Passion Flower Feather Star Ptilometra australis
This stout feather star has 18–20 arms with long, stiff side branches called pinnules; the arms are different lengths, giving it a flowerlike appearance when viewed from above. They are called passion flowers by fishermen because they are brought up in large numbers by commercial trawlers, clinging tightly to their nets. These feather stars are found in reefs and also in very shallow, sheltered bays and estuaries. Like most feather stars, the passion feather star is a filter feeder that grips onto the tops of rocks, sponges, and sea fans, where it spreads its arms wide to trap plankton and suspended detritus. It remains expanded both day and night but, like other feather stars, it can curl up its arms if disturbed or while resting. Its usual color is a burgundy red.
- Class Crinoidea
- Diameter Up to 5 in (12 cm)
- Depth To at least 200 ft (60 m)
- Habitat Rocky reefs, rubble
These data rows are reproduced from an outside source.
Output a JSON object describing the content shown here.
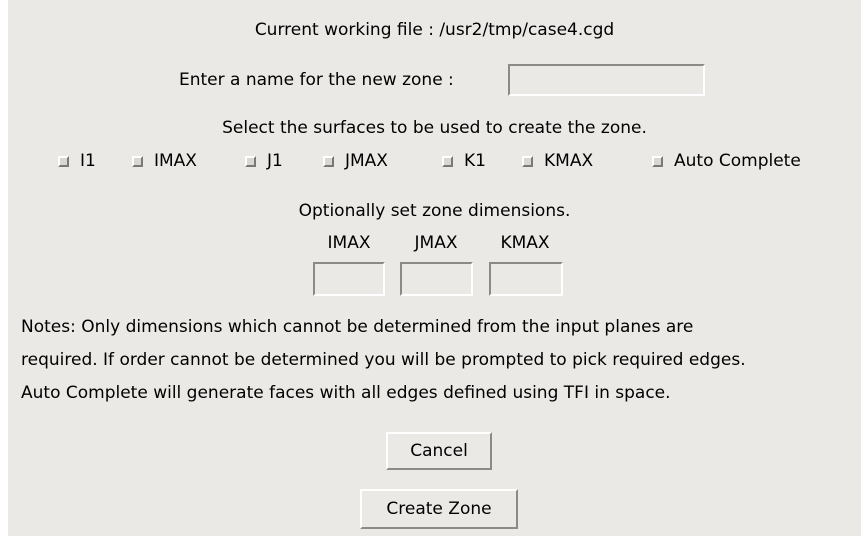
{
  "working_file": {
    "text": "Current working file : /usr2/tmp/case4.cgd"
  },
  "zone_name": {
    "label": "Enter a name for the new zone :",
    "value": ""
  },
  "surfaces": {
    "prompt": "Select the surfaces to be used to create the zone.",
    "options": [
      {
        "label": "I1",
        "checked": false
      },
      {
        "label": "IMAX",
        "checked": false
      },
      {
        "label": "J1",
        "checked": false
      },
      {
        "label": "JMAX",
        "checked": false
      },
      {
        "label": "K1",
        "checked": false
      },
      {
        "label": "KMAX",
        "checked": false
      },
      {
        "label": "Auto Complete",
        "checked": false
      }
    ]
  },
  "dimensions": {
    "prompt": "Optionally set zone dimensions.",
    "labels": [
      "IMAX",
      "JMAX",
      "KMAX"
    ],
    "values": [
      "",
      "",
      ""
    ]
  },
  "notes": [
    "Notes: Only dimensions which cannot be determined from the input planes are",
    "required. If order cannot be determined you will be prompted to pick required edges.",
    "Auto Complete will generate faces with all edges defined using TFI in space."
  ],
  "buttons": {
    "cancel": "Cancel",
    "create": "Create Zone"
  }
}
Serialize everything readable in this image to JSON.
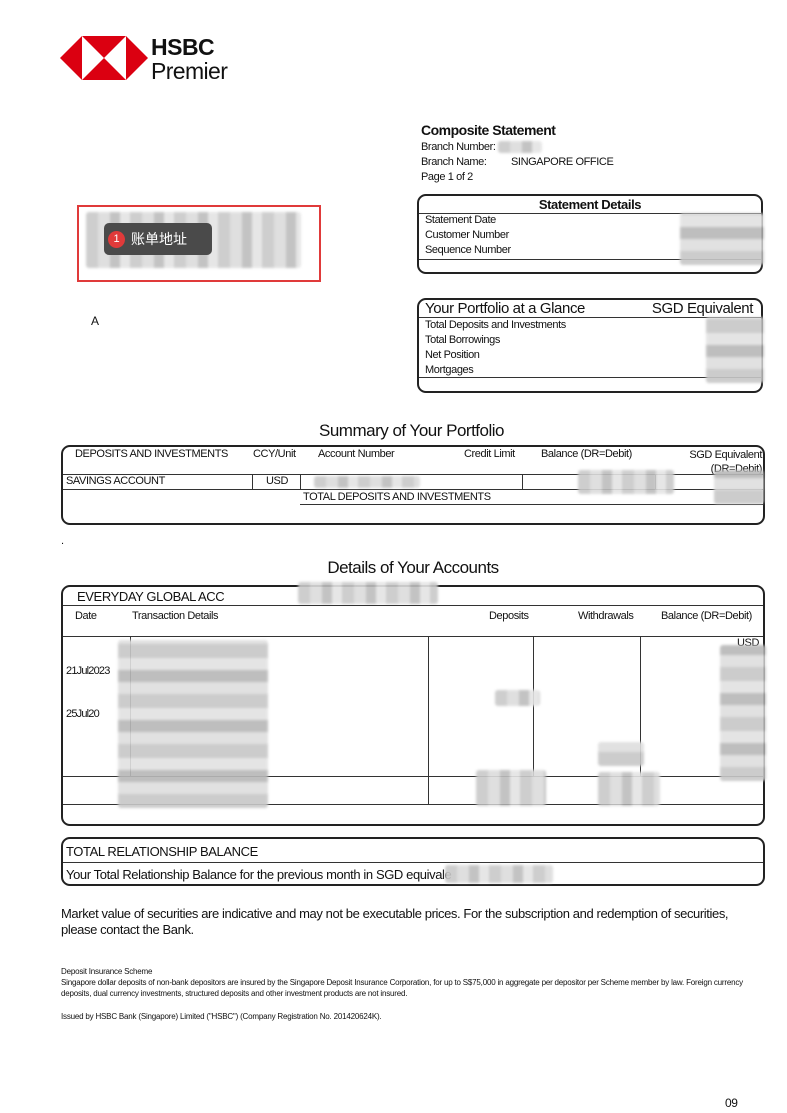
{
  "brand": {
    "name": "HSBC",
    "tier": "Premier",
    "logo_color": "#db0011"
  },
  "statement": {
    "title": "Composite Statement",
    "branch_number_label": "Branch Number:",
    "branch_name_label": "Branch Name:",
    "branch_name_value": "SINGAPORE OFFICE",
    "page": "Page 1 of 2"
  },
  "address": {
    "badge_number": "1",
    "tooltip": "账单地址",
    "annotation_color": "#e03a3a",
    "letter": "A"
  },
  "statement_details": {
    "title": "Statement Details",
    "rows": [
      "Statement Date",
      "Customer Number",
      "Sequence Number"
    ]
  },
  "portfolio_glance": {
    "title": "Your Portfolio at a Glance",
    "currency": "SGD Equivalent",
    "rows": [
      "Total Deposits and Investments",
      "Total Borrowings",
      "Net Position",
      "Mortgages"
    ]
  },
  "summary": {
    "title": "Summary of Your Portfolio",
    "headers": {
      "col1": "DEPOSITS AND INVESTMENTS",
      "col2": "CCY/Unit",
      "col3": "Account Number",
      "col4": "Credit Limit",
      "col5": "Balance (DR=Debit)",
      "col6": "SGD Equivalent (DR=Debit)"
    },
    "row": {
      "type": "SAVINGS ACCOUNT",
      "ccy": "USD"
    },
    "total_label": "TOTAL DEPOSITS AND INVESTMENTS"
  },
  "dot": ".",
  "details": {
    "title": "Details of Your Accounts",
    "account_name": "EVERYDAY GLOBAL ACC",
    "headers": {
      "date": "Date",
      "details": "Transaction Details",
      "deposits": "Deposits",
      "withdrawals": "Withdrawals",
      "balance": "Balance (DR=Debit)"
    },
    "currency": "USD",
    "dates": [
      "21Jul2023",
      "25Jul20"
    ]
  },
  "relationship": {
    "title": "TOTAL RELATIONSHIP BALANCE",
    "text": "Your Total Relationship Balance for the previous month in SGD equivale"
  },
  "notes": {
    "market": "Market value of securities are indicative and may not be executable prices. For the subscription and redemption of securities, please contact the Bank.",
    "deposit_title": "Deposit Insurance Scheme",
    "deposit_text": "Singapore dollar deposits of non-bank depositors are insured by the Singapore Deposit Insurance Corporation, for up to S$75,000 in aggregate per depositor per Scheme member by law. Foreign currency deposits, dual currency investments, structured deposits and other investment products are not insured.",
    "issued": "Issued by HSBC Bank (Singapore) Limited (\"HSBC\") (Company Registration No. 201420624K)."
  },
  "page_number": "09"
}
- Distribution Endemic to temperate waters of southern Australia